Within the records, find every line that includes the word "text" and copy it.
[Records for the exercise — start]
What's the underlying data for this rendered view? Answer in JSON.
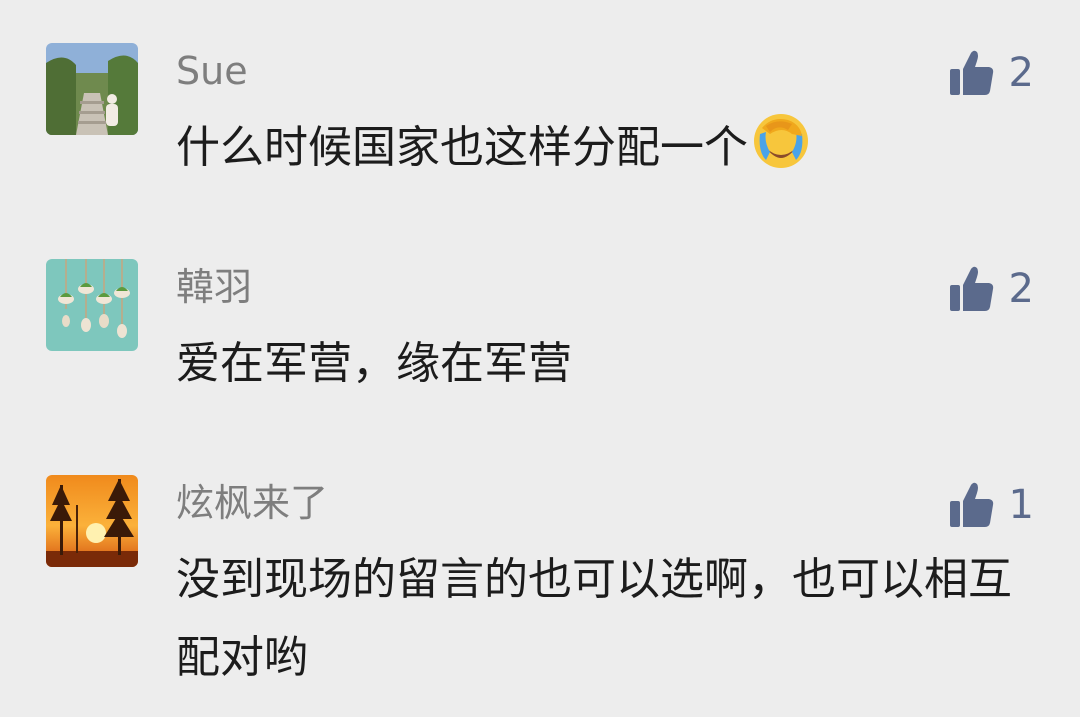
{
  "comments": [
    {
      "author": "Sue",
      "text": "什么时候国家也这样分配一个",
      "emoji": "face-palm-crying-emoji",
      "likes": "2",
      "avatar": "mountain-stairs-photo"
    },
    {
      "author": "韓羽",
      "text": "爱在军营，缘在军营",
      "likes": "2",
      "avatar": "hanging-plants-photo"
    },
    {
      "author": "炫枫来了",
      "text": "没到现场的留言的也可以选啊，也可以相互配对哟",
      "likes": "1",
      "avatar": "sunset-trees-photo"
    }
  ],
  "like_icon": "thumbs-up-icon",
  "colors": {
    "background": "#ededed",
    "name": "#7e7e7e",
    "text": "#1c1c1c",
    "like": "#5b6a8c"
  }
}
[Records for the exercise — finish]
**Output of the task:**
      "text": "什么时候国家也这样分配一个",
      "text": "爱在军营，缘在军营",
      "text": "没到现场的留言的也可以选啊，也可以相互配对哟",
    "text": "#1c1c1c",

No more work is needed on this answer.